U.S. President-elect Donald Trump (L) meets with Speaker of the House Paul Ryan (R-WI) (C) and Vice-President elect Mike Pence on Capitol Hill in Washington, D.C., on Nov. 10, 2016.
Photo by Joshua Roberts/Reuters

On health care, Republicans consider the meaning of ‘everybody’

Congressional Republicans recently conceded among themselves that they’ll “never” be able to craft a health-care reform plan that covers “as many people as Obamacare does.” No one, however, told Donald Trump.

The president-elect boasted to the Washington Post this week, “We’re going to have insurance for everybody. There was a philosophy in some circles that if you can’t pay for it, you don’t get it. That’s not going to happen with us.”  Trump added that Americans “can expect to have great health care…. Much less expensive and much better.”

The benchmarks, which Trump has no idea how to meet, were fairly specific: his administration is committing to universal coverage, “much lower deductibles,” and a simpler and less expensive system in which all Americans are “beautifully covered.”

Was Trump over-promising? Yes. Will he fail to meet his own goals? Definitely.

The funny part, however, is watching Republicans deal with the consequences of the incoming president’s rhetoric. BuzzFeed had this report late yesterday:
[S]ome Republicans in the Senate say they are working on repealing and replacing Obamacare under the belief that Trump misspoke.
Ah yes, the misstatement. The incoming president assured the American public that the Affordable Care Act will be repealed and replaced with a system in which “everybody” has insurance, to which GOP lawmakers are effectively responding, “Let’s assume he didn’t actually mean ‘everybody.’”

It’s a little late for spin.
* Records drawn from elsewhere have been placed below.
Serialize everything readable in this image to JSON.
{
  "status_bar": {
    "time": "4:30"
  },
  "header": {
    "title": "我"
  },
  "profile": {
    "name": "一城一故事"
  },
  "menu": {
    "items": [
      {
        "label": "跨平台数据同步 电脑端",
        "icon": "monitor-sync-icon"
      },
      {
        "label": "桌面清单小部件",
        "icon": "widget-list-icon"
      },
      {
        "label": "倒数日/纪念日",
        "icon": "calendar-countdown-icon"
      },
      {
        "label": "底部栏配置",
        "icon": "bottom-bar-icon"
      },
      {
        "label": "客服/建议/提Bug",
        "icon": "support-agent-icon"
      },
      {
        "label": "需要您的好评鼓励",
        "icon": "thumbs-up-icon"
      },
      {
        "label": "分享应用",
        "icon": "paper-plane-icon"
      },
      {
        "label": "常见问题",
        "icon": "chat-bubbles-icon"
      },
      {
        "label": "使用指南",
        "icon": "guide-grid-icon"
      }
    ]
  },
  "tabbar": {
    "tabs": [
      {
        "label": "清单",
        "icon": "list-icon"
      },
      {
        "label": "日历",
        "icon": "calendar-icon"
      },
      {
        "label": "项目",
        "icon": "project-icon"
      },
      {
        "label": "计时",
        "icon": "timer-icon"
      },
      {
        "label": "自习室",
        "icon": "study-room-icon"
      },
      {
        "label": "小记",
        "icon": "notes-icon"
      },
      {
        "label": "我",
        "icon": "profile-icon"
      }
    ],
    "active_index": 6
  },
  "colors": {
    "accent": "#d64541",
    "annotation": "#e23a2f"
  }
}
Trump has already established specific standards for his party’s health-care reform package, and one of them is universal coverage. That makes congressional Republicans’ job vastly more difficult – they’re having a tough enough time as it is crafting a coherent blueprint – but by all appearances, the president-elect doesn’t much care.

All of which brings us to the larger problem of what Trump’s aides and allies do when the president-elect says something problematic or demonstrably false. As Corey Lewandowski put it a while back, voters “understood that sometimes, when you have a conversation with people, whether it’s around the dinner table or at a bar, you’re going to say things, and sometimes you don’t have all the facts to back it up.”

A member of Trump’s transition team added in December that Americans should take the president-elect’s rhetoric “symbolically,” not literally. Kellyanne Conway said last week that Americans shouldn’t necessarily “go with what’s come out of his mouth,” but rather, we should “look at what’s in his heart.”

It sets up an interesting political problem on the horizon: if/when Trump and congressional Republicans start taking Americans’ health security away, and voters ask about Trump’s promise to cover everyone, how will the GOP argue that the president only meant that “symbolically,” and we shouldn’t listen to “what’s come out of his mouth”?